Exercise brief:
Collect each line of the entries that holds the string "this".

(Items from an interface collection)
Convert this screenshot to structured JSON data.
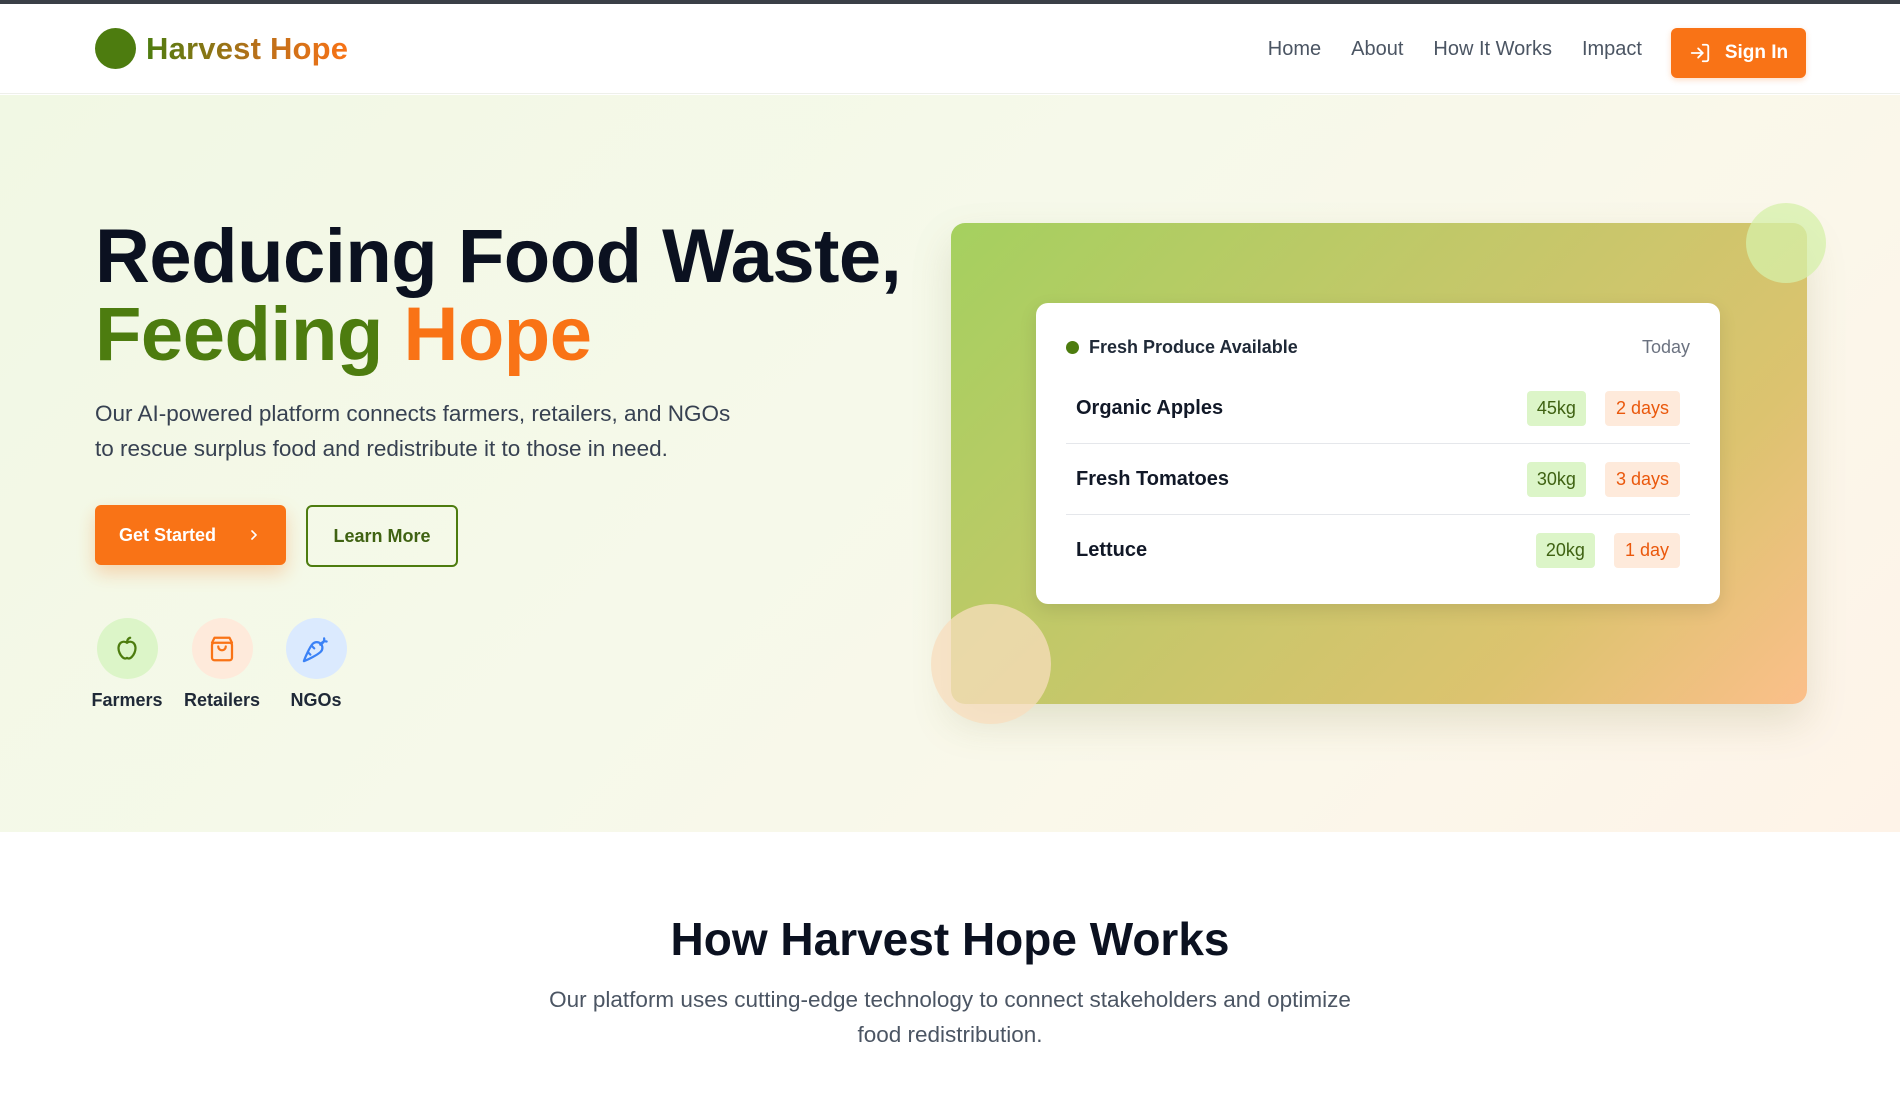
{
  "brand": {
    "name": "Harvest Hope"
  },
  "nav": {
    "links": [
      "Home",
      "About",
      "How It Works",
      "Impact"
    ],
    "signin_label": "Sign In"
  },
  "hero": {
    "title_line1": "Reducing Food Waste,",
    "title_word_green": "Feeding",
    "title_word_orange": "Hope",
    "lede": "Our AI-powered platform connects farmers, retailers, and NGOs to rescue surplus food and redistribute it to those in need.",
    "primary_cta": "Get Started",
    "secondary_cta": "Learn More",
    "stakeholders": [
      {
        "label": "Farmers",
        "icon": "apple-icon",
        "bg": "#dcf5c8",
        "color": "#4d7c0f"
      },
      {
        "label": "Retailers",
        "icon": "shopping-bag-icon",
        "bg": "#feeadb",
        "color": "#f97316"
      },
      {
        "label": "NGOs",
        "icon": "carrot-icon",
        "bg": "#dbeafe",
        "color": "#3b82f6"
      }
    ]
  },
  "produce_card": {
    "title": "Fresh Produce Available",
    "date": "Today",
    "items": [
      {
        "name": "Organic Apples",
        "qty": "45kg",
        "expiry": "2 days"
      },
      {
        "name": "Fresh Tomatoes",
        "qty": "30kg",
        "expiry": "3 days"
      },
      {
        "name": "Lettuce",
        "qty": "20kg",
        "expiry": "1 day"
      }
    ]
  },
  "how_it_works": {
    "title": "How Harvest Hope Works",
    "subtitle": "Our platform uses cutting-edge technology to connect stakeholders and optimize food redistribution."
  },
  "colors": {
    "brand_green": "#4d7c0f",
    "brand_orange": "#f97316",
    "text_dark": "#0b1120"
  }
}
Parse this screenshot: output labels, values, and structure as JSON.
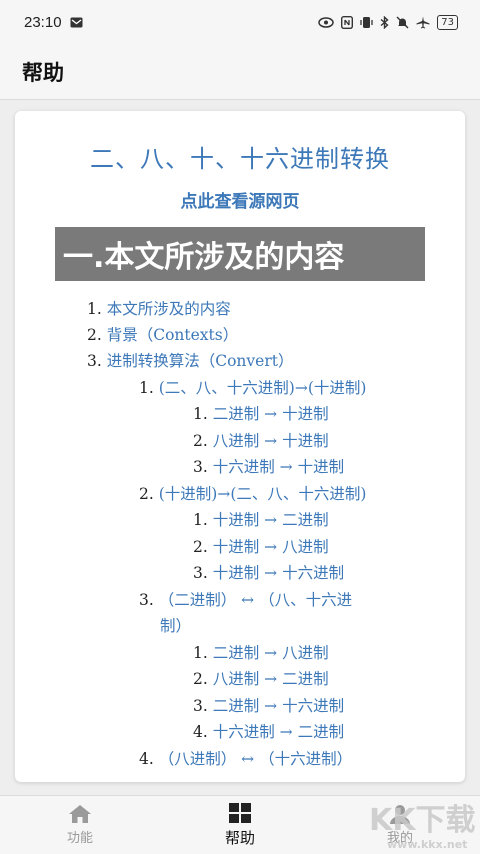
{
  "status": {
    "time": "23:10",
    "battery": "73"
  },
  "appbar": {
    "title": "帮助"
  },
  "doc": {
    "title": "二、八、十、十六进制转换",
    "source_link": "点此查看源网页",
    "section_heading": "一.本文所涉及的内容",
    "toc": [
      {
        "num": "1.",
        "text": "本文所涉及的内容"
      },
      {
        "num": "2.",
        "text": "背景（Contexts）"
      },
      {
        "num": "3.",
        "text": "进制转换算法（Convert）"
      },
      {
        "num": "1.",
        "text": "(二、八、十六进制)→(十进制)"
      },
      {
        "num": "1.",
        "text": "二进制 → 十进制"
      },
      {
        "num": "2.",
        "text": "八进制 → 十进制"
      },
      {
        "num": "3.",
        "text": "十六进制 → 十进制"
      },
      {
        "num": "2.",
        "text": "(十进制)→(二、八、十六进制)"
      },
      {
        "num": "1.",
        "text": "十进制 → 二进制"
      },
      {
        "num": "2.",
        "text": "十进制 → 八进制"
      },
      {
        "num": "3.",
        "text": "十进制 → 十六进制"
      },
      {
        "num": "3.",
        "text": "（二进制） ↔ （八、十六进"
      },
      {
        "num": "",
        "text": "制）"
      },
      {
        "num": "1.",
        "text": "二进制 → 八进制"
      },
      {
        "num": "2.",
        "text": "八进制 → 二进制"
      },
      {
        "num": "3.",
        "text": "二进制 → 十六进制"
      },
      {
        "num": "4.",
        "text": "十六进制 → 二进制"
      },
      {
        "num": "4.",
        "text": "（八进制） ↔ （十六进制）"
      }
    ]
  },
  "nav": {
    "items": [
      {
        "label": "功能",
        "icon": "home-icon"
      },
      {
        "label": "帮助",
        "icon": "grid-icon"
      },
      {
        "label": "我的",
        "icon": "person-icon"
      }
    ],
    "active": "帮助"
  },
  "watermark": {
    "text": "KK下载",
    "url_text": "www.kkx.net"
  },
  "colors": {
    "link": "#3d78b8",
    "heading_bg": "#7a7a7a"
  }
}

Exercise response:
Convert this screenshot to structured JSON data.
Parse this screenshot: output labels, values, and structure as JSON.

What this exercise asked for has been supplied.